A battle between two dietary supplement manufacturers has revived interested in the intersection between the Lanham Act and federal labeling regulations.
By Kyle-Beth Hilfer
Two recent circuit court cases clarified copyright infringement of photographs on the Internet.
By William Borchard
"Licensee Estoppel" is a judge-made doctrine based on the idea that a licensee should not be able to attack the licensor's rights while benefitting from the license. But the doctrine has not been applied to all IP licenses even when a contract clause prohibits a licensee challenge.
By William Borchard
Although trademarks, copyrights, patents, and trade secrets all concern intangible property rights and overlap to some extent, they differ from each other significantly.

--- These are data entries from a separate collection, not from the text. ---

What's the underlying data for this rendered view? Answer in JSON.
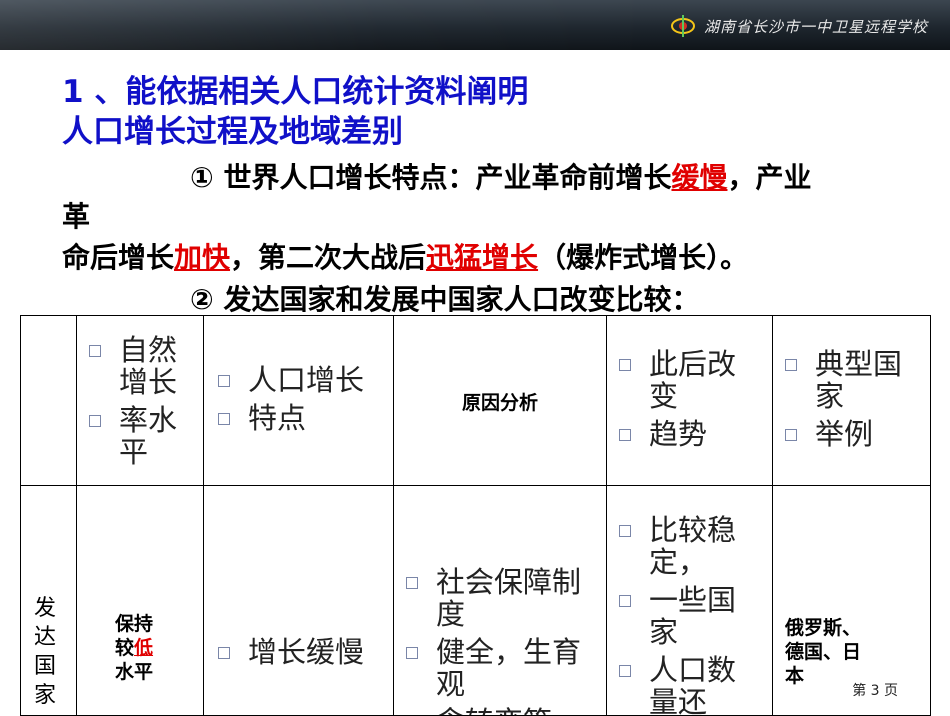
{
  "header": {
    "school_name": "湖南省长沙市一中卫星远程学校",
    "logo_icon": "school-logo-icon"
  },
  "heading": {
    "line1": "1 、能依据相关人口统计资料阐明",
    "line2": "人口增长过程及地域差别"
  },
  "body": {
    "p1_a": "① 世界人口增长特点：产业革命前增长",
    "p1_red1": "缓慢",
    "p1_b": "，产业",
    "p1_wrap": "革",
    "p2_a": "命后增长",
    "p2_red1": "加快",
    "p2_b": "，第二次大战后",
    "p2_red2": "迅猛增长",
    "p2_c": "（爆炸式增长）。",
    "p3": "② 发达国家和发展中国家人口改变比较："
  },
  "table": {
    "header": {
      "col2": [
        "自然增长",
        "率水平"
      ],
      "col3": [
        "人口增长",
        "特点"
      ],
      "col4": "原因分析",
      "col5": [
        "此后改变",
        "趋势"
      ],
      "col6": [
        "典型国家",
        "举例"
      ]
    },
    "row1": {
      "col1": "发达国家",
      "col2_a": "保持",
      "col2_b": "较",
      "col2_red": "低",
      "col2_c": "水平",
      "col3": [
        "增长缓慢"
      ],
      "col4": [
        "社会保障制度",
        "健全，生育观",
        "念转变等"
      ],
      "col5": [
        "比较稳定，",
        "一些国家",
        "人口数量还"
      ],
      "col6": "俄罗斯、德国、日本"
    }
  },
  "footer": {
    "page_label": "第 3 页"
  },
  "colors": {
    "heading": "#1010c8",
    "highlight": "#e00000",
    "bullet_box": "#7a86a8",
    "topbar": "#1e262e"
  }
}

By William Borchard
A patent gives the patentee (patent owner) the right to exclude others from making, using, offering for sale or selling an invention within the U.S. or importing it into the U.S.
By William Borchard
A copyright seeks to promote literary and artistic creativity by protecting, for a limited time, what the U.S. Constitution broadly calls the "writings" of "authors." Copyrightable works include:
By William Borchard
A trademark is a brand name, logo or package design, or a combination of them, used by a manufacturer or merchant to identify its goods or services and to distinguish them from others.
By Baila Celedonia, Baila Celedonia, Kieran Doyle, Kieran Doyle, Kieran Doyle, Kieran Doyle
The concept of fair use in copyright law is well known to intellectual property practitioners. An analogous concept exists in trademark law, where the use of another's mark is deemed "fair".
By Baila Celedonia
Many intellectual property lawyers believe that the entire subject of secured transactions does not concern them. Whether that was ever true, such a belief could be disastrous today. There has been a growing acknowledgement over the last few years among lenders and investment bankers that a company's intellectual property is often its most valuable asset. This is so not just for high tech companies with their portfolios of patents or computer software developers with software copyrights a
By Meichelle MacGregor
By Peter Porcino, Peter Porcino